### [AIM OF THE TASK]
Bring together all lines from the listing below that contain the string "JSON".

### [PROVIDED RECORDS]
#####

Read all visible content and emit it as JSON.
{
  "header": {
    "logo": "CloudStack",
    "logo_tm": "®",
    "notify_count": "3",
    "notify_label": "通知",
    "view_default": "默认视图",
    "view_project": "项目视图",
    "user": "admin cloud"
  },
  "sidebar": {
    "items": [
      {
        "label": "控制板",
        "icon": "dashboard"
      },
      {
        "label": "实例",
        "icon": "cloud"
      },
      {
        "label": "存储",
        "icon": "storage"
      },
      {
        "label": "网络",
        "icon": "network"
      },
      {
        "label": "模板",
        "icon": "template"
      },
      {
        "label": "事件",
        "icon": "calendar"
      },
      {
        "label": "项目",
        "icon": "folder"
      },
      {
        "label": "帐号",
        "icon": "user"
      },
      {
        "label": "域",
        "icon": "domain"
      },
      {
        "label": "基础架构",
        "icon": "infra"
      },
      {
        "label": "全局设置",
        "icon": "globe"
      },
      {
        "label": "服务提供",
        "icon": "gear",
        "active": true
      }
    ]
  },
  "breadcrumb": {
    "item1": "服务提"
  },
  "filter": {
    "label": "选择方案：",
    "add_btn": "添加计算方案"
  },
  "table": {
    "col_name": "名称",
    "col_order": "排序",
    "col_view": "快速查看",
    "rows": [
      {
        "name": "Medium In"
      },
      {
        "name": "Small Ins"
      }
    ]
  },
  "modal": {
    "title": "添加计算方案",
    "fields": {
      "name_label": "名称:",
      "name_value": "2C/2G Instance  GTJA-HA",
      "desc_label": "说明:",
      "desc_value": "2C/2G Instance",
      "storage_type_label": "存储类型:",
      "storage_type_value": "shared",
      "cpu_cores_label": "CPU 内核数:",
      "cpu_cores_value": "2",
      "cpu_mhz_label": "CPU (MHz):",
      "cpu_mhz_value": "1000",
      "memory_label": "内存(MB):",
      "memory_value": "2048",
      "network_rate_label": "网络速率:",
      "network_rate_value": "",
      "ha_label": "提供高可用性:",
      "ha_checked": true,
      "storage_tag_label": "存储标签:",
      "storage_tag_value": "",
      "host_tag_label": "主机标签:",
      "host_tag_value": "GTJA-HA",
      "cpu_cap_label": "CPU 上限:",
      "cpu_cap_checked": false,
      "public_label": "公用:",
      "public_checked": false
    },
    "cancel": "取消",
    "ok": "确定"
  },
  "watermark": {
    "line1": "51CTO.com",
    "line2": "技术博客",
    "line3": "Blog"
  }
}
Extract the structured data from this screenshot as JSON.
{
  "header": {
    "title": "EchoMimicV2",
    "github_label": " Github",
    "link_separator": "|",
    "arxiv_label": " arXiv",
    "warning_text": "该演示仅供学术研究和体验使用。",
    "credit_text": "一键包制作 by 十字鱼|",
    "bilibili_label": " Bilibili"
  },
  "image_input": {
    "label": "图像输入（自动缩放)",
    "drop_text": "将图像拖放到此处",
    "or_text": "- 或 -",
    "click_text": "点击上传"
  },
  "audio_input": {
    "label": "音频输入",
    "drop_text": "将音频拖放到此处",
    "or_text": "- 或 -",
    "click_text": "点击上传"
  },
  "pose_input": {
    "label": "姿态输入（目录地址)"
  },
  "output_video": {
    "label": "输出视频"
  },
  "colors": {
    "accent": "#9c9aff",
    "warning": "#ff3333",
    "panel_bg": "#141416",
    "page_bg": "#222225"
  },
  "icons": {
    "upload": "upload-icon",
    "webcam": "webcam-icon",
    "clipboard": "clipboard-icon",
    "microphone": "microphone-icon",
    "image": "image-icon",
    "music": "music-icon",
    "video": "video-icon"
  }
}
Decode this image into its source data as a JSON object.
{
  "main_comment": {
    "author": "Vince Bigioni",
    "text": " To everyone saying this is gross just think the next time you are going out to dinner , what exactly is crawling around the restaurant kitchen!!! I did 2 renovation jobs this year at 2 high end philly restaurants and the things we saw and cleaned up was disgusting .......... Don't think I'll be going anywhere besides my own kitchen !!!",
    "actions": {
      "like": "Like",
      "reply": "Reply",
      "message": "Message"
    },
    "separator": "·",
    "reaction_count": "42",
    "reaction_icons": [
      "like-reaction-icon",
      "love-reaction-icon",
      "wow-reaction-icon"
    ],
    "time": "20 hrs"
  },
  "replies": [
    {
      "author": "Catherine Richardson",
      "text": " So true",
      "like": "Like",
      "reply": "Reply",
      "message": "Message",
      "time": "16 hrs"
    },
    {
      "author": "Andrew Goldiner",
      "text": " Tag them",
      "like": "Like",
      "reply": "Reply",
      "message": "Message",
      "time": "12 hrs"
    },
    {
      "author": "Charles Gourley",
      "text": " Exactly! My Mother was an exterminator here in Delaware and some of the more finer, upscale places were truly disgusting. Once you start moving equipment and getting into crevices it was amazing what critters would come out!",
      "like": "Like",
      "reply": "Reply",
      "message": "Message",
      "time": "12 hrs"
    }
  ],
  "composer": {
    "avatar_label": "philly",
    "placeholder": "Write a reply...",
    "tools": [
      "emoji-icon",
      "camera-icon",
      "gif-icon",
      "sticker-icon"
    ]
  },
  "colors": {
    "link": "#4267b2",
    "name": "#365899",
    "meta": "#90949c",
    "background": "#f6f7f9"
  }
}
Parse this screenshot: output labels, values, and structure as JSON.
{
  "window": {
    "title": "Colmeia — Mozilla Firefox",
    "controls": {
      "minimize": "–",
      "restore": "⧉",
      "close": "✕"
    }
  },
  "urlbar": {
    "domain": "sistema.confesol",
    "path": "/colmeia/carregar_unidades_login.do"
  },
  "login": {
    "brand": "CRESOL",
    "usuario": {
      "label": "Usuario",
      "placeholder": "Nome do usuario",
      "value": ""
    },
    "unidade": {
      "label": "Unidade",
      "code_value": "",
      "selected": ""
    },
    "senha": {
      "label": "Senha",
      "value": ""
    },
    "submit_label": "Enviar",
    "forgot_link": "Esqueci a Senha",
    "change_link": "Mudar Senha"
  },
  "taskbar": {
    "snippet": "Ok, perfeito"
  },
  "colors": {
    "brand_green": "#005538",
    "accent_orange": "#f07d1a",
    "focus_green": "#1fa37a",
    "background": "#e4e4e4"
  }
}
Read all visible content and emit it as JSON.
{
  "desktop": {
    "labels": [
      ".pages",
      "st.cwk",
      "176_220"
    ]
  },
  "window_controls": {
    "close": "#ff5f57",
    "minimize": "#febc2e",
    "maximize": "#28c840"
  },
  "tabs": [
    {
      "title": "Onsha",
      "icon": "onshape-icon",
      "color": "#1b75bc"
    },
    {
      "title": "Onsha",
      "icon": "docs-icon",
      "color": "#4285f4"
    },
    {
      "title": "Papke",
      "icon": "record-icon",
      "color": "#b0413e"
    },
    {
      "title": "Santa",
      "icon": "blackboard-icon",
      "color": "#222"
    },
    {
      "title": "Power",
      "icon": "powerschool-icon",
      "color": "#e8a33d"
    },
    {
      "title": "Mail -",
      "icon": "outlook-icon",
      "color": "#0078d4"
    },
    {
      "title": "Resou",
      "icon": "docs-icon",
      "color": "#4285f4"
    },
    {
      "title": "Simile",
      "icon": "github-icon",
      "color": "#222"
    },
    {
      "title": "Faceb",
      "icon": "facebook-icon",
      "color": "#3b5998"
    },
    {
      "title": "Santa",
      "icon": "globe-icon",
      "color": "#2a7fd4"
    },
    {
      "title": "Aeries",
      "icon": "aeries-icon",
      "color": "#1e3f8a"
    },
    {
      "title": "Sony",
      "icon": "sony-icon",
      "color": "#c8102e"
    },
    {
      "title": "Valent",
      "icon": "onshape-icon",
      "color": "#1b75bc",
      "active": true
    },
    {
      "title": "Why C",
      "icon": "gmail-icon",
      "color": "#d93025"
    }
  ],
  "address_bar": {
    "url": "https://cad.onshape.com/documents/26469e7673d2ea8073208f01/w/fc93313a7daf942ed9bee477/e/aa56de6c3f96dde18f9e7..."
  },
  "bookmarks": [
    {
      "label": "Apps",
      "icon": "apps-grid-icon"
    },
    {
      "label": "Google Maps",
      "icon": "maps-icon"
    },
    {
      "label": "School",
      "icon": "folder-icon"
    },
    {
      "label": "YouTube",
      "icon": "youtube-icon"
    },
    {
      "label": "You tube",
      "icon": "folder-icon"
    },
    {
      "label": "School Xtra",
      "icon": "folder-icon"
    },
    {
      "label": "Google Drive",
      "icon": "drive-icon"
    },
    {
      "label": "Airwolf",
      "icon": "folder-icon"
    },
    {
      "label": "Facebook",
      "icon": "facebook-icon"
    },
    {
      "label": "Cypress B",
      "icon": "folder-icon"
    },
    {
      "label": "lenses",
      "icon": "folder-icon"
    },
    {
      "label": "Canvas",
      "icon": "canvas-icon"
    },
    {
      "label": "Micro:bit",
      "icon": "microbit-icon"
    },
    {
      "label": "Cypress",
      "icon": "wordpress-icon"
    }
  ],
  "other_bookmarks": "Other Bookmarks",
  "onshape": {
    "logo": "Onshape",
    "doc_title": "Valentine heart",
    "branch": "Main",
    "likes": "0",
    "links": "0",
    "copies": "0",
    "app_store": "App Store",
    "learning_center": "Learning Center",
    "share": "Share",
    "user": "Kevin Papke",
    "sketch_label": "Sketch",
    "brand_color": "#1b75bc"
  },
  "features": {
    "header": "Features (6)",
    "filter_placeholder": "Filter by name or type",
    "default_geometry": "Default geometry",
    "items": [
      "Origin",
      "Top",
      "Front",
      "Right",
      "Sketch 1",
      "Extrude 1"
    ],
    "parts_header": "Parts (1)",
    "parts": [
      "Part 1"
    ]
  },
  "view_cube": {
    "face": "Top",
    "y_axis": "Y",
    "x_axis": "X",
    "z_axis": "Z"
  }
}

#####

### [RESULT]
Read all visible content and emit it as JSON.
Extract the structured data from this screenshot as JSON.
Decode this image into its source data as a JSON object.
Parse this screenshot: output labels, values, and structure as JSON.
Read all visible content and emit it as JSON.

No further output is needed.